= Beginning of Section =
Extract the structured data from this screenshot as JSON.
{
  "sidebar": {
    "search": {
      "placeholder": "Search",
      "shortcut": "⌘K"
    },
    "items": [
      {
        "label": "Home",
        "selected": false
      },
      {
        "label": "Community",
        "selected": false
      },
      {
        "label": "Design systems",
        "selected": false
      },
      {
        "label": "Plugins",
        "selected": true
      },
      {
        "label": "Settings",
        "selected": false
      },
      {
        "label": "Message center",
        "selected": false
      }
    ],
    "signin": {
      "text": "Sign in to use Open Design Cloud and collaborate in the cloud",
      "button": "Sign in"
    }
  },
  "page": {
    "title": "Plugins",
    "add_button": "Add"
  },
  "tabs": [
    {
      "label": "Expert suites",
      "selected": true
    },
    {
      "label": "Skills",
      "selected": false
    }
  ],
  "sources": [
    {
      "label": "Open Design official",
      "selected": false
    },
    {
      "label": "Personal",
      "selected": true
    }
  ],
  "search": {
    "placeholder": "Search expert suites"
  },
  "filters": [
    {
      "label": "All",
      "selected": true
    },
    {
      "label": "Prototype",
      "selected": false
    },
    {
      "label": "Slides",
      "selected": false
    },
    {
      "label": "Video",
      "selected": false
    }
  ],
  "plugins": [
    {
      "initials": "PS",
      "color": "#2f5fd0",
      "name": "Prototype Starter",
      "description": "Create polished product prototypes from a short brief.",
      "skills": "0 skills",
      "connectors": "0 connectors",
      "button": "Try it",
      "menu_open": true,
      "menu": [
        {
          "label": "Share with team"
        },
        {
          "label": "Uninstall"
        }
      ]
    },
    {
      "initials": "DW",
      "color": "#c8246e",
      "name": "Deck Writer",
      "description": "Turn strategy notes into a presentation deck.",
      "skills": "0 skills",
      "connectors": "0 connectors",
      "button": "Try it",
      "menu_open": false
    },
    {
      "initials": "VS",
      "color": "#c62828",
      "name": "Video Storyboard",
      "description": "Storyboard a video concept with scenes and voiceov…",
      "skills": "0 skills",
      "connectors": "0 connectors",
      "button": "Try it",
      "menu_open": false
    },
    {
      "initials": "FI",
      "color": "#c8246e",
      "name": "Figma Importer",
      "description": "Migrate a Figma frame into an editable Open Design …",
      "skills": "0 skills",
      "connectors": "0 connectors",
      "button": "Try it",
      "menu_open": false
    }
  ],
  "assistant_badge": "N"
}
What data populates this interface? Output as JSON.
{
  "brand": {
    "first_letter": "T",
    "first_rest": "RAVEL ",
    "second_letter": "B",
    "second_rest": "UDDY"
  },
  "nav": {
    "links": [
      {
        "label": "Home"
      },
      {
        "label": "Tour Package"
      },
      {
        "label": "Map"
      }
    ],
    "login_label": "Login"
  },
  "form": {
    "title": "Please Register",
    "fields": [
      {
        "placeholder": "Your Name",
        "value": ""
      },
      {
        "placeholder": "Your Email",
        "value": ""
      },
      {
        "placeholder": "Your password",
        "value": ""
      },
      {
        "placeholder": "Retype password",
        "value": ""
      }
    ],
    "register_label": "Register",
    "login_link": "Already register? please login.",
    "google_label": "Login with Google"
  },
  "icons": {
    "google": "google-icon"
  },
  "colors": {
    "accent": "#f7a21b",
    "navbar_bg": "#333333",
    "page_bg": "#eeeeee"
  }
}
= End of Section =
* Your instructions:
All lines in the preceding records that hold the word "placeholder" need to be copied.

* Solution for this task:
      "placeholder": "Search",
    "placeholder": "Search expert suites"
        "placeholder": "Your Name",
        "placeholder": "Your Email",
        "placeholder": "Your password",
        "placeholder": "Retype password",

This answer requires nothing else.